#### Exercise inputs:
◆ ◆ ◆
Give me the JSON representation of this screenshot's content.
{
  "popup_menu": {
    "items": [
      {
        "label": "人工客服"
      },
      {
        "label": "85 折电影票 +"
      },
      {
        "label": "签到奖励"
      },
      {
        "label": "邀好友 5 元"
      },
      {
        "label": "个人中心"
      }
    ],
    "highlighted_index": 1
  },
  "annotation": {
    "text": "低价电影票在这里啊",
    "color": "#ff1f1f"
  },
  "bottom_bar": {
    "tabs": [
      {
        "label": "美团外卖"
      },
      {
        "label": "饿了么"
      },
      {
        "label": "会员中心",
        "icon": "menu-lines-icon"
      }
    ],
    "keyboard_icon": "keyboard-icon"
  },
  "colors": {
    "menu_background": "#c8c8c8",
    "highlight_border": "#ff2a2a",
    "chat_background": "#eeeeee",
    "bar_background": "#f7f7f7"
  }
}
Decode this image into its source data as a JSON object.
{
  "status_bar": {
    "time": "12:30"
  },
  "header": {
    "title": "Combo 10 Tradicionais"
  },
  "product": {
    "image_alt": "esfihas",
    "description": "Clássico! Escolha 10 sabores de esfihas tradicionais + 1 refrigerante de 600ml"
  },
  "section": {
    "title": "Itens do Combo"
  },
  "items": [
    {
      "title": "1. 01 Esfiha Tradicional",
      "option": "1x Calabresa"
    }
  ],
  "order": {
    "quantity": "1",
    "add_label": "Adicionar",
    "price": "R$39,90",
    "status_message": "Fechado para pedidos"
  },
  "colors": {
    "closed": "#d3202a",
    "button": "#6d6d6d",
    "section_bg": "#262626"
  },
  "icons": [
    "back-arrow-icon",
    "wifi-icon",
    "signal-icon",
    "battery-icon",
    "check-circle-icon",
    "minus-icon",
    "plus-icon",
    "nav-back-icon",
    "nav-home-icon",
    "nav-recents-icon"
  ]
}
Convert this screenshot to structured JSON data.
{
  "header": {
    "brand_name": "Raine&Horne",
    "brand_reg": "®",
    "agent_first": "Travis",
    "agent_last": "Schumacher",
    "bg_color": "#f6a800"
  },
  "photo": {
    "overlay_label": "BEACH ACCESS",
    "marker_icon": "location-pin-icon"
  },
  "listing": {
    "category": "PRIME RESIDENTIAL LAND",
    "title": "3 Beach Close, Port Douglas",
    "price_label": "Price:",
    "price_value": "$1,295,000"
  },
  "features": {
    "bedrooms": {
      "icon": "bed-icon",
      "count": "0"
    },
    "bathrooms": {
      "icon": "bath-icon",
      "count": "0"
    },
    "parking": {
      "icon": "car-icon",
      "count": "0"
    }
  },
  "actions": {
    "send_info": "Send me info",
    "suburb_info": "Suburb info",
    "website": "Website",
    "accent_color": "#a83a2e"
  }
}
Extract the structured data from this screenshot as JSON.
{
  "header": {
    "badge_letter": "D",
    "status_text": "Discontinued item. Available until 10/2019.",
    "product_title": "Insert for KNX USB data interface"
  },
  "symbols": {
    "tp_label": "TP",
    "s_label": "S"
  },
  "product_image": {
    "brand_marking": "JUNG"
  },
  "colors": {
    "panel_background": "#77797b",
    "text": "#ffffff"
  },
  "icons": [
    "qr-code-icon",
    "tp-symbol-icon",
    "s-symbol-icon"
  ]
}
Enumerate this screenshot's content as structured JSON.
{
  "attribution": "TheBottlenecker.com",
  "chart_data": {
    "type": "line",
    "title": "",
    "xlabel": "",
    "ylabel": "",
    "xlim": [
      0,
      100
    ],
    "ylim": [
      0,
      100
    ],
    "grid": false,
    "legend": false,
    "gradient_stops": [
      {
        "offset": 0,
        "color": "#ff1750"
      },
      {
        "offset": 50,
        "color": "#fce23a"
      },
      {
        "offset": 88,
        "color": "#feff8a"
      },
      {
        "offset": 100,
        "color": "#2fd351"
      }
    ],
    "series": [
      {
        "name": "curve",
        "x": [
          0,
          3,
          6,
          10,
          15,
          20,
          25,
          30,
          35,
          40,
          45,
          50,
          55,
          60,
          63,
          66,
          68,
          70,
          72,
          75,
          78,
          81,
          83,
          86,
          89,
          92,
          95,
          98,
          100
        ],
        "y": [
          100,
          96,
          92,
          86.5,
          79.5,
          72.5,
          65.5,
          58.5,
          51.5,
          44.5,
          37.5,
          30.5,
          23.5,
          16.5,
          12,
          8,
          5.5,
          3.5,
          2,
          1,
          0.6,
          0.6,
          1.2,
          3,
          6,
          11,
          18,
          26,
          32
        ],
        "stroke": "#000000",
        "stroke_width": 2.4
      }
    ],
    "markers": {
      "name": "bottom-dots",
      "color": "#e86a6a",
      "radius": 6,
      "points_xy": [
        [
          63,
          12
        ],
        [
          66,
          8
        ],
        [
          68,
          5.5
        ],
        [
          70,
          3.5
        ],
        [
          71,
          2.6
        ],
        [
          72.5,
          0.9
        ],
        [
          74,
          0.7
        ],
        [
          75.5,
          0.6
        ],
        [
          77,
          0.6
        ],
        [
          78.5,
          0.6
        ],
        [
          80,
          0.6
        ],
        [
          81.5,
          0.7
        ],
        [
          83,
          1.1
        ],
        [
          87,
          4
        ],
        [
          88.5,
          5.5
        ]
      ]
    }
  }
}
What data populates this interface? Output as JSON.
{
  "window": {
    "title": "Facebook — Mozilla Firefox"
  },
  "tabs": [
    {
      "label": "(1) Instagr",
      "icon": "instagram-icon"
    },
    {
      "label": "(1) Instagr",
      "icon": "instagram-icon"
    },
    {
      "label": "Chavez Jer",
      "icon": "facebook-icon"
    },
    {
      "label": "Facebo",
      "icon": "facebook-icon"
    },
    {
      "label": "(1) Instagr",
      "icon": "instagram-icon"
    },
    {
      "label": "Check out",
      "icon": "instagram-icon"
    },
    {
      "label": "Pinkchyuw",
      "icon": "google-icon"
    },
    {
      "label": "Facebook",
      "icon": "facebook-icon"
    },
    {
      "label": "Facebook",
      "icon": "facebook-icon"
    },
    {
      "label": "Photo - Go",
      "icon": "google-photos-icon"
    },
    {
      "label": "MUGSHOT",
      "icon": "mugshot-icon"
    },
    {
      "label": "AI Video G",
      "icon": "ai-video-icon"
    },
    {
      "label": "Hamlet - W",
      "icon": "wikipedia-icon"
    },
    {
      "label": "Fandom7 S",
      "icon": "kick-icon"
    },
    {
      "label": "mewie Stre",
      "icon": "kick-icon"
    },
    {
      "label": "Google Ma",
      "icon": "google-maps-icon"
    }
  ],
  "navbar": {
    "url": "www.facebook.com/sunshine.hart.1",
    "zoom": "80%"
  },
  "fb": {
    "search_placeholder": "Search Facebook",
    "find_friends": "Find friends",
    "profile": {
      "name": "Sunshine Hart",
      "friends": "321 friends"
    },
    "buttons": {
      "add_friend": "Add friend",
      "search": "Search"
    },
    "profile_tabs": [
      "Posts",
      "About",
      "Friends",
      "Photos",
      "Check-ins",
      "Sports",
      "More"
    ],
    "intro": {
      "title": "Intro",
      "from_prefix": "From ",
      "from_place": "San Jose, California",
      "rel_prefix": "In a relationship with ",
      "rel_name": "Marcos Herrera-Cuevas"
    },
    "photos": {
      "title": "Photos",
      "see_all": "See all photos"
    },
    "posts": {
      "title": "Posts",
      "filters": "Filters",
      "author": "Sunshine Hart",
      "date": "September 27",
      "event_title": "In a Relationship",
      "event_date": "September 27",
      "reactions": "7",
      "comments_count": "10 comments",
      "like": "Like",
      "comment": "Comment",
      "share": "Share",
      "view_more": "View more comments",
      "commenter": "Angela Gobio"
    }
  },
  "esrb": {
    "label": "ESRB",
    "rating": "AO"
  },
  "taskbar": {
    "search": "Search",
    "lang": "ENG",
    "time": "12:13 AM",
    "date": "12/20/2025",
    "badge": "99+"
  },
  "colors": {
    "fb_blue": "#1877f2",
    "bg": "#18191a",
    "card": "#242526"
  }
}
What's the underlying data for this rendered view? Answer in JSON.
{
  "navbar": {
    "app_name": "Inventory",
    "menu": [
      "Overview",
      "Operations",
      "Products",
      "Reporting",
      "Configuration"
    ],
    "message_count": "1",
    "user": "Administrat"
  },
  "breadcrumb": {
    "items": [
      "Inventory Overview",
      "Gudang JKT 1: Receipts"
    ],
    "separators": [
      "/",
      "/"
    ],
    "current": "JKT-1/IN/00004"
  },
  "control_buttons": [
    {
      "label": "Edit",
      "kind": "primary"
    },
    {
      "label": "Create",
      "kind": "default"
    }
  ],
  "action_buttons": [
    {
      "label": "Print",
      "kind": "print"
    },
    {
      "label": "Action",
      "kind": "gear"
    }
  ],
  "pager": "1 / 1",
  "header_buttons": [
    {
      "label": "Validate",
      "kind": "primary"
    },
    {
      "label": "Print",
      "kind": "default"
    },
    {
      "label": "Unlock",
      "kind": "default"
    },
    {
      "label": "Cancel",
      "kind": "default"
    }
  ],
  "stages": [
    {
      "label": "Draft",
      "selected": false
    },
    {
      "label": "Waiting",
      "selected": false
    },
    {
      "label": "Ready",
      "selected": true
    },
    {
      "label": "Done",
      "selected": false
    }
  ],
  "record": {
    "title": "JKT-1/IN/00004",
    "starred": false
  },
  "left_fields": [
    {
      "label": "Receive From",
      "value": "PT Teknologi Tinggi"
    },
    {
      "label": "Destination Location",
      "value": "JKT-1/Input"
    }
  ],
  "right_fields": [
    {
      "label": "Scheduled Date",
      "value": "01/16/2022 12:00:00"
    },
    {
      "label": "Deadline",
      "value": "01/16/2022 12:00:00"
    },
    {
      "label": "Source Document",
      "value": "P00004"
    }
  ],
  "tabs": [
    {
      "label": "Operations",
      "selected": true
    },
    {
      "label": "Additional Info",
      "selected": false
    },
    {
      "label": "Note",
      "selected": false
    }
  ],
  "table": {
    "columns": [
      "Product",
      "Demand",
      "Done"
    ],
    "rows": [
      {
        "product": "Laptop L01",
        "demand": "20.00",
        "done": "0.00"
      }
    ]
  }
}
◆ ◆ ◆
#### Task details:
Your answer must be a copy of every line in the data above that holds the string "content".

#### Exercise response:
Give me the JSON representation of this screenshot's content.
Enumerate this screenshot's content as structured JSON.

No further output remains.